What is being asked = Wherever the string "topics" shows up in the data below, copy the whole line.

———

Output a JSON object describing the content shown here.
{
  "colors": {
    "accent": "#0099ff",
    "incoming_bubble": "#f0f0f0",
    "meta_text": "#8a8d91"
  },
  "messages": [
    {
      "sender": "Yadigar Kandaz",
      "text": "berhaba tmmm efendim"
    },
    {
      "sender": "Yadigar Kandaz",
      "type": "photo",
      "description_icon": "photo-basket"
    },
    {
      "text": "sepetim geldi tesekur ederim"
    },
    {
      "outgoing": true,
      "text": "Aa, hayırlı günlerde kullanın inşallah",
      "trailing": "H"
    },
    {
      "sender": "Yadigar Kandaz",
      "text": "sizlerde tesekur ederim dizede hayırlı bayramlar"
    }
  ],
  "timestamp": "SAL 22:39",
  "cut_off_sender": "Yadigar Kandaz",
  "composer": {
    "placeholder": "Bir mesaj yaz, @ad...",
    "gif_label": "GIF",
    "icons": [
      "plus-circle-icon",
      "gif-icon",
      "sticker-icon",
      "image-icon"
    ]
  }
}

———

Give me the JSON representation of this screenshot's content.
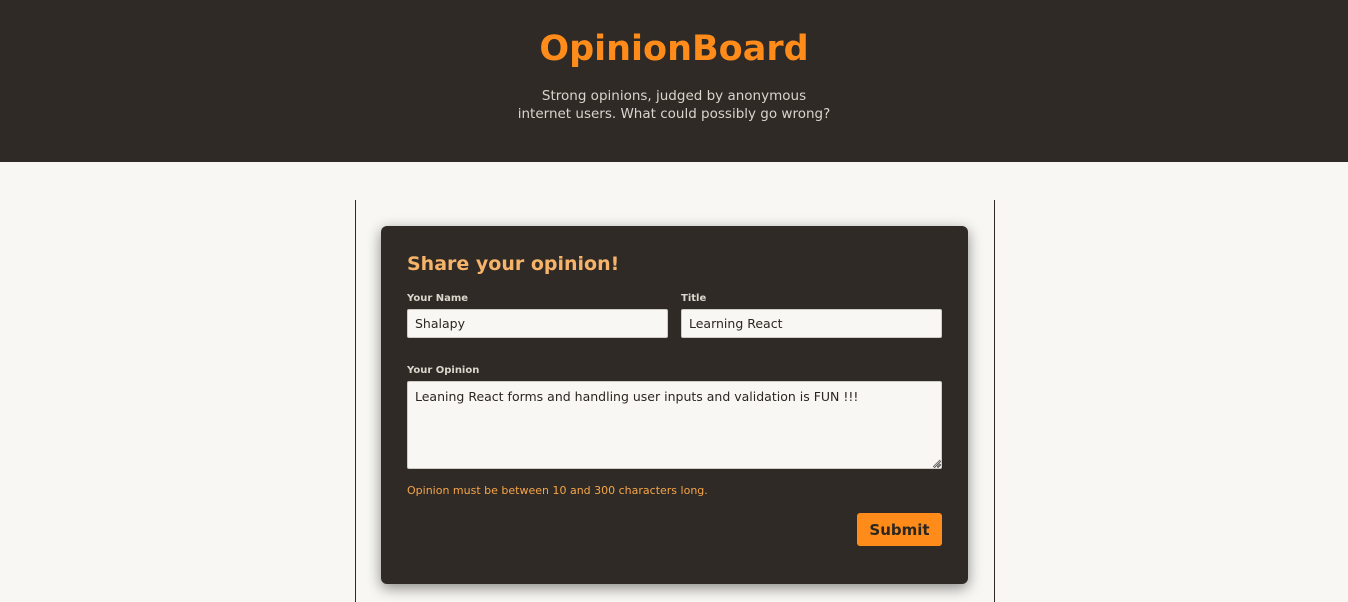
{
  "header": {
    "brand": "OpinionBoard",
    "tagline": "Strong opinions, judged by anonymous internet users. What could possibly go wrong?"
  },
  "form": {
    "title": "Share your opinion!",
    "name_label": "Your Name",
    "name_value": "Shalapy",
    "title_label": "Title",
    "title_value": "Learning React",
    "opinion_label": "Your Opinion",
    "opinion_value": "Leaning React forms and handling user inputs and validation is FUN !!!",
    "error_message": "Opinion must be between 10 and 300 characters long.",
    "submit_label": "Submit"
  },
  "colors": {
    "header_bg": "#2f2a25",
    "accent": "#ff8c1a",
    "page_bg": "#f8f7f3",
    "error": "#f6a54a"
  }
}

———

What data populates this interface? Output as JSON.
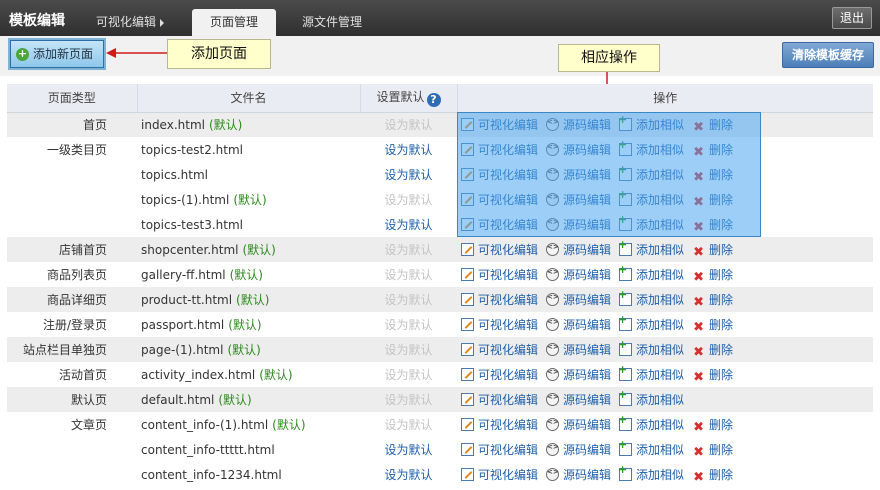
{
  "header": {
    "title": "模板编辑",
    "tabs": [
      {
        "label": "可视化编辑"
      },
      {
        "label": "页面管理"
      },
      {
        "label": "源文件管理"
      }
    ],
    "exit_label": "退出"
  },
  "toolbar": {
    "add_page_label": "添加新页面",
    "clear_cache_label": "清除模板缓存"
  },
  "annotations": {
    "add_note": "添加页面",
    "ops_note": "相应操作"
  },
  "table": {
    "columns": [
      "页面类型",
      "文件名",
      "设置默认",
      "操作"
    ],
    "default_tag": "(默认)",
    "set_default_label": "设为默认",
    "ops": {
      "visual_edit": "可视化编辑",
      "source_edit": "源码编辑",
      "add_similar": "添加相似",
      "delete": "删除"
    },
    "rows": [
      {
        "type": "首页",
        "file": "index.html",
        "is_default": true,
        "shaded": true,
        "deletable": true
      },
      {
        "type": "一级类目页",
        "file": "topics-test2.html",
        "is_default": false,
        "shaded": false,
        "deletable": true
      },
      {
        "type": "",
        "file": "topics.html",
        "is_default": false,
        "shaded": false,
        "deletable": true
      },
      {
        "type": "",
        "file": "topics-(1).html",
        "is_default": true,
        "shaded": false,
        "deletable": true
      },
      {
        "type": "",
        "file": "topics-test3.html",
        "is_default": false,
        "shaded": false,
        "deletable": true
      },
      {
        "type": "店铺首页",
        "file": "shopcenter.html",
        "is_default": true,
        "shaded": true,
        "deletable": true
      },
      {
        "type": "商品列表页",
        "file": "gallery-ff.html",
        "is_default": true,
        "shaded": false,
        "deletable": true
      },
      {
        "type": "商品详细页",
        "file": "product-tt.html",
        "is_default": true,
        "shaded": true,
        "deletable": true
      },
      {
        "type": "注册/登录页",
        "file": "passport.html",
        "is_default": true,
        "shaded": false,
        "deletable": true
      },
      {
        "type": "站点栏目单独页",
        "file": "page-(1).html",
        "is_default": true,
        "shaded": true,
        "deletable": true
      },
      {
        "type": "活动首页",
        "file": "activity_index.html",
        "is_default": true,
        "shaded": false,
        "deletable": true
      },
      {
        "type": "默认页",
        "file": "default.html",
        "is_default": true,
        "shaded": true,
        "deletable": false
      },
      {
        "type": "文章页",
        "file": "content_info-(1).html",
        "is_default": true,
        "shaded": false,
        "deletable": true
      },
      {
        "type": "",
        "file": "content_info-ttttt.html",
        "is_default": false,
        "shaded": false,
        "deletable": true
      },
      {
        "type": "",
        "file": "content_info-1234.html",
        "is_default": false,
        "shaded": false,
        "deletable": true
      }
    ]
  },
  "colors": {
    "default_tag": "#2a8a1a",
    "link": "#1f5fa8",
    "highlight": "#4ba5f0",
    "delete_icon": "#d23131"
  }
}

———

Response for this exercise =
        "file": "topics-test2.html",
        "file": "topics.html",
        "file": "topics-(1).html",
        "file": "topics-test3.html",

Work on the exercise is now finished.